Problem statement:
Check every line below for the word "Instructions" and give only the number of lines where it appears.
=== Information supplied ===
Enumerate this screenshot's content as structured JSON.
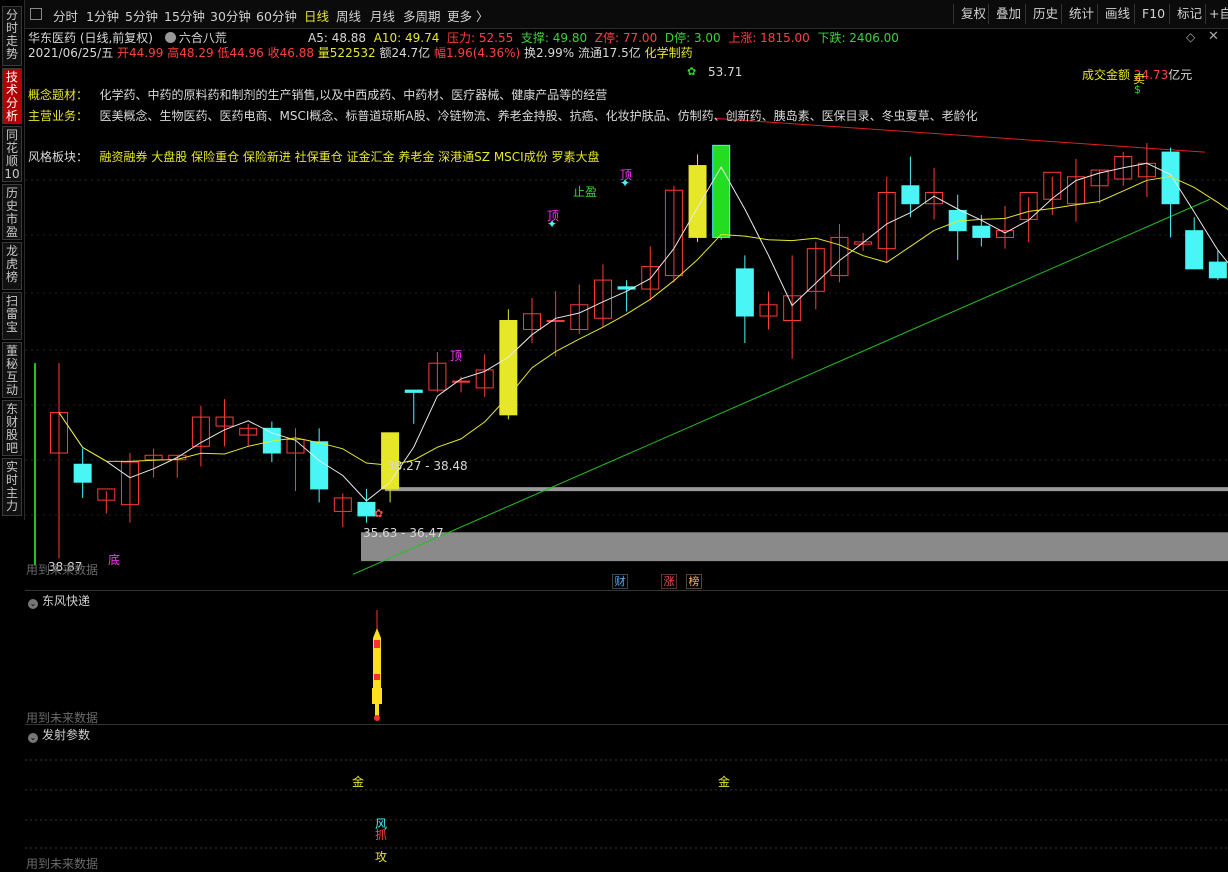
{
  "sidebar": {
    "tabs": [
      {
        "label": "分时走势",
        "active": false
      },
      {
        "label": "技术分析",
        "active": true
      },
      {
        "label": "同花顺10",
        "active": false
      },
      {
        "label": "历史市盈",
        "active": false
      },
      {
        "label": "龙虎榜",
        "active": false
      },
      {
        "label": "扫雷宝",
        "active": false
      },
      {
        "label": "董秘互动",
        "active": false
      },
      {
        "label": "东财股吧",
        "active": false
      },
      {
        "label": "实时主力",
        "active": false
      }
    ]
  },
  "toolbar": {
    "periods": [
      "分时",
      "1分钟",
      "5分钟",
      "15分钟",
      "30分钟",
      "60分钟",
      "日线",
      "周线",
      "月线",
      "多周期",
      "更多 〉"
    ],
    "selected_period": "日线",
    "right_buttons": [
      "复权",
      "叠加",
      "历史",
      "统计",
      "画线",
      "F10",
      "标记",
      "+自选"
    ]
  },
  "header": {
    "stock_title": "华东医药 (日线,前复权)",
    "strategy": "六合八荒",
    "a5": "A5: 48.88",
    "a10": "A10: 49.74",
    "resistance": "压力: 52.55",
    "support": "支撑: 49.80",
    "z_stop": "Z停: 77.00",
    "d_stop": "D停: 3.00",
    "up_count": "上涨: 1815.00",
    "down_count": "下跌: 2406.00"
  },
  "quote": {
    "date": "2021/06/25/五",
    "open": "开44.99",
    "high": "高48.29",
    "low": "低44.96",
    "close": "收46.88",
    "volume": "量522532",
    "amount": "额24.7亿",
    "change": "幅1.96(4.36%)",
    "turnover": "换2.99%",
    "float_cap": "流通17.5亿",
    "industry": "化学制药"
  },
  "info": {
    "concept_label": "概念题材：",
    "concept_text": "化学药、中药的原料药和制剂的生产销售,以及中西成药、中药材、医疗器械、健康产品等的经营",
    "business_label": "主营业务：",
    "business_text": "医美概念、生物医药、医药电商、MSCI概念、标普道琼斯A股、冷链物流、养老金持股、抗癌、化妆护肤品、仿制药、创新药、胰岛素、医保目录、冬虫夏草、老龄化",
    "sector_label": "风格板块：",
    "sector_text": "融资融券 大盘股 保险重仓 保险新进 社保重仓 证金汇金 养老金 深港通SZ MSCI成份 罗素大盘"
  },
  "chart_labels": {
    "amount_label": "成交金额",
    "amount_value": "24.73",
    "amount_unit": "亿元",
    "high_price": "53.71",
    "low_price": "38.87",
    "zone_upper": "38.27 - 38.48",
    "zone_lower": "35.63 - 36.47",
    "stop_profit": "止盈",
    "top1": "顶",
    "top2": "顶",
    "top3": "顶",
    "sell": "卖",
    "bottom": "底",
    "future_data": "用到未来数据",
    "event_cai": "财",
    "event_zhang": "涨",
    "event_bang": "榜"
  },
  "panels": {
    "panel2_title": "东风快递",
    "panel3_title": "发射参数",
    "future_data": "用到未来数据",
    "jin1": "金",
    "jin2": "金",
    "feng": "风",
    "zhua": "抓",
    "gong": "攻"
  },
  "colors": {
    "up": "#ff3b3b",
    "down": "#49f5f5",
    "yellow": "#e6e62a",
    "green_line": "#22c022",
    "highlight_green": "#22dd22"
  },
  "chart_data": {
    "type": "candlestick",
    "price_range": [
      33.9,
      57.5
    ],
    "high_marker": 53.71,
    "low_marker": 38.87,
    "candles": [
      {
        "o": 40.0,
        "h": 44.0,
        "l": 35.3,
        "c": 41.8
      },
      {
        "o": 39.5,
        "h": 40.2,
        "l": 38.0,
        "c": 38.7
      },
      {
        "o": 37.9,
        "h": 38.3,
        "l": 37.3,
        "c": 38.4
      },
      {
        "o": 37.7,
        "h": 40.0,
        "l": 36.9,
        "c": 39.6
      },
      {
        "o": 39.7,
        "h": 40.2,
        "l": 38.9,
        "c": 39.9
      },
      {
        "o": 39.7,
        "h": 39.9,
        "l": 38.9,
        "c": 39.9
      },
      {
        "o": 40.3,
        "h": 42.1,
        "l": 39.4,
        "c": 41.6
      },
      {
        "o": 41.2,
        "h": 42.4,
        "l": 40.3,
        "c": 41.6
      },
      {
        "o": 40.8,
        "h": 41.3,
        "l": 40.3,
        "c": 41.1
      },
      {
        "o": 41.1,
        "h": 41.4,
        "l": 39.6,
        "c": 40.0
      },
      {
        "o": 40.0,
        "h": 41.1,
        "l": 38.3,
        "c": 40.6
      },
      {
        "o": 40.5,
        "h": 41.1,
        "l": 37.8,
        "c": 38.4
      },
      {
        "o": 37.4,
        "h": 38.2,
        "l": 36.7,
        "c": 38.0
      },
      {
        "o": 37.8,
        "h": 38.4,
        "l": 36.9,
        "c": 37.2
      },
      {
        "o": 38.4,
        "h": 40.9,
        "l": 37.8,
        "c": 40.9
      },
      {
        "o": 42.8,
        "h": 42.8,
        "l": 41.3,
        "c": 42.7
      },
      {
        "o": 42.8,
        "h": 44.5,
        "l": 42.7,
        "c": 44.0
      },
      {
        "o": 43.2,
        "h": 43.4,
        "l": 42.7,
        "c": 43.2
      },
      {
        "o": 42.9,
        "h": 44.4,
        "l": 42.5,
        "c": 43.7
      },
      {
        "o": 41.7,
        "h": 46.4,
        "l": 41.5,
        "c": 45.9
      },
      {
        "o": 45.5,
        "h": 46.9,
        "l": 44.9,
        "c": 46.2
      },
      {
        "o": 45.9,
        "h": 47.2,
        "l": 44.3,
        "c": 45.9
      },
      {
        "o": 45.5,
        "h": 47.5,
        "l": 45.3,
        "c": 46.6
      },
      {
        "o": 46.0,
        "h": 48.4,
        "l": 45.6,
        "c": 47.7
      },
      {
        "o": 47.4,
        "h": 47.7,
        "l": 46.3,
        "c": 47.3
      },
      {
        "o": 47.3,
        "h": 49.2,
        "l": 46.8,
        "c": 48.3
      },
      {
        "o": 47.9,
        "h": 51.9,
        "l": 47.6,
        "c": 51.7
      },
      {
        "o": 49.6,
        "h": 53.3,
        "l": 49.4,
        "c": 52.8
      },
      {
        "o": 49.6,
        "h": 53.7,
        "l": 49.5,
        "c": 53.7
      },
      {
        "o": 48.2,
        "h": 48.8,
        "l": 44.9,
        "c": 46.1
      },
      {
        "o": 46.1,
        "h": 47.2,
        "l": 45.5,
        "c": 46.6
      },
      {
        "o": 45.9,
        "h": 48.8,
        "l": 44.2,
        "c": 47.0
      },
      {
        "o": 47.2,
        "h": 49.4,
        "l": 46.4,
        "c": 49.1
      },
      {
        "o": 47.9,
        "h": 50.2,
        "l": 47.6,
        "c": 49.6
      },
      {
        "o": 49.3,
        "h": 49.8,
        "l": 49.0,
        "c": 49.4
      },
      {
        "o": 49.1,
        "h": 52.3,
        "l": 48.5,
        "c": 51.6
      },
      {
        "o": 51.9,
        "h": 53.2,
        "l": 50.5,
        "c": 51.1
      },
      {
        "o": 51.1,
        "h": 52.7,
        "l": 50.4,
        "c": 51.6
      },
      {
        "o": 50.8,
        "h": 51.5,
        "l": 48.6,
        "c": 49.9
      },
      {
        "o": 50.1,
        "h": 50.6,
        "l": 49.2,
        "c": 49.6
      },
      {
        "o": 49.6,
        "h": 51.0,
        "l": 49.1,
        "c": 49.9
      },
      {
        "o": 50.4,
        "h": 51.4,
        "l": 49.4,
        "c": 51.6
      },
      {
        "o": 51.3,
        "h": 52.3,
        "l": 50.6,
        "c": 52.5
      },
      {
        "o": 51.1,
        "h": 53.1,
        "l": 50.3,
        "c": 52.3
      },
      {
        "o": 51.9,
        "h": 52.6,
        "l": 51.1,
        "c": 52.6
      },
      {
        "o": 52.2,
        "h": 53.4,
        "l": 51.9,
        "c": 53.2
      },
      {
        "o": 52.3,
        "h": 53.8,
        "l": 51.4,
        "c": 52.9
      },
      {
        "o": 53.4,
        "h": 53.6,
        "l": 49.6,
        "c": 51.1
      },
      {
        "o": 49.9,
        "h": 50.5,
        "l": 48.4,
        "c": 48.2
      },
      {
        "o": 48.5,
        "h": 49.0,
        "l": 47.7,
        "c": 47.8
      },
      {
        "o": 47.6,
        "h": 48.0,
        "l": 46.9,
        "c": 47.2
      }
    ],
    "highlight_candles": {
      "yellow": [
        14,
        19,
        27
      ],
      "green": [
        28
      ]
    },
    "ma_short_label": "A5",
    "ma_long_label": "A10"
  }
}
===
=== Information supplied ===
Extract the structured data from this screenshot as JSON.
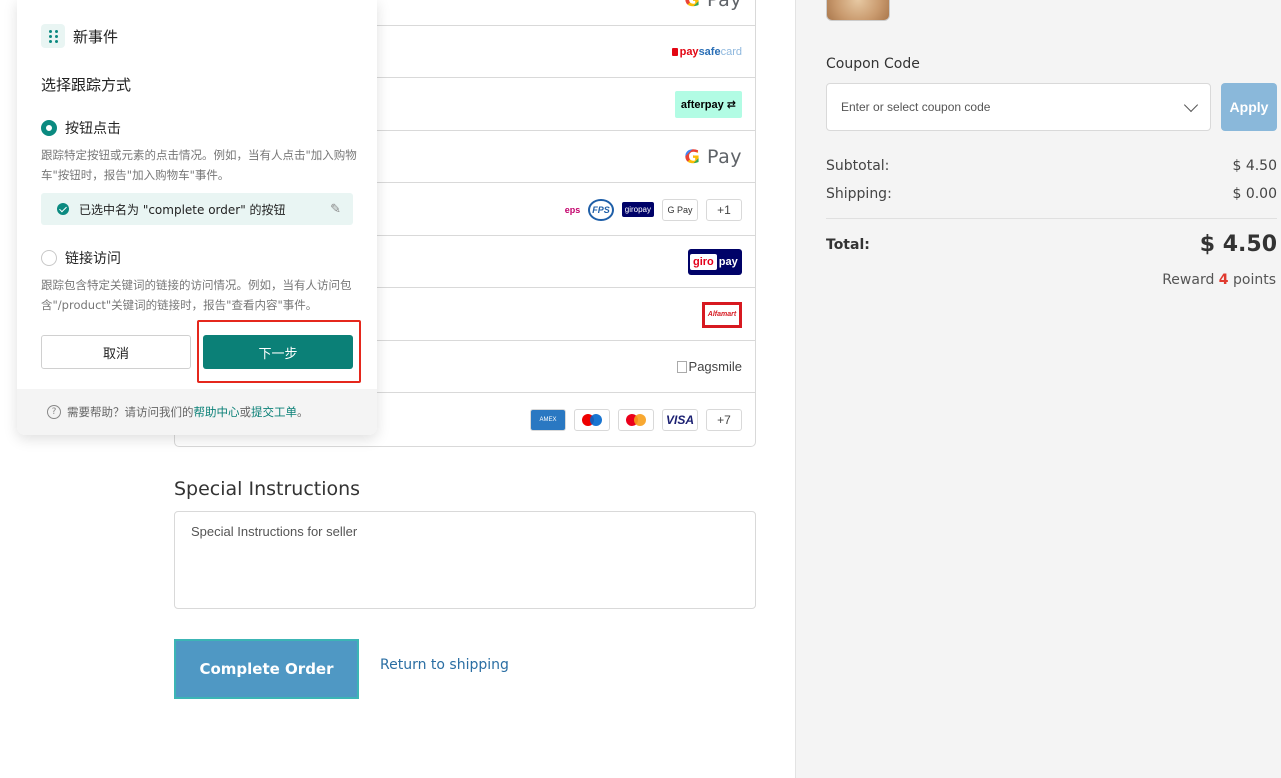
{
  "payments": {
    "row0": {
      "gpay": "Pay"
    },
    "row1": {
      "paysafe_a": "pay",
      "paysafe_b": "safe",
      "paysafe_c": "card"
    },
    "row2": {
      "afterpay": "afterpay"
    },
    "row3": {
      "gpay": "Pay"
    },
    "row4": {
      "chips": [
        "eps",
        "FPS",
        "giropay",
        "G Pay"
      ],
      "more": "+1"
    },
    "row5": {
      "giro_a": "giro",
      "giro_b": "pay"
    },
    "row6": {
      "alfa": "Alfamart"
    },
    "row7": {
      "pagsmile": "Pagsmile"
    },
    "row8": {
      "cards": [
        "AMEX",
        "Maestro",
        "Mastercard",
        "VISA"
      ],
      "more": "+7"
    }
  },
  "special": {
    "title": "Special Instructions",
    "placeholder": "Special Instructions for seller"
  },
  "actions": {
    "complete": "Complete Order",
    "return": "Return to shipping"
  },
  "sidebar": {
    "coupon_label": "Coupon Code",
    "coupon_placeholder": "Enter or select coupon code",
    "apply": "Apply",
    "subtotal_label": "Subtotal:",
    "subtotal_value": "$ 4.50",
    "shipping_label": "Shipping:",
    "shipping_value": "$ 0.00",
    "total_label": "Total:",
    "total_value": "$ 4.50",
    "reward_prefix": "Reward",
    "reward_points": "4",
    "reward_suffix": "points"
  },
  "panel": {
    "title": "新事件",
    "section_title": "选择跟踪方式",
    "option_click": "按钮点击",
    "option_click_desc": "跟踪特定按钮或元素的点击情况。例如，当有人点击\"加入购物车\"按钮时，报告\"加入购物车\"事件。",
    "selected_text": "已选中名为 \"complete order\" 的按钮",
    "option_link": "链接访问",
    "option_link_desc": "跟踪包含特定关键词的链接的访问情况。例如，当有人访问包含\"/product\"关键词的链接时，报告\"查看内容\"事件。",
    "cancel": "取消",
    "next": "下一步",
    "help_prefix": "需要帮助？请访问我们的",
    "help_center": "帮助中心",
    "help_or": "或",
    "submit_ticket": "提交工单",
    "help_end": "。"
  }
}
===
Solution to this task:
2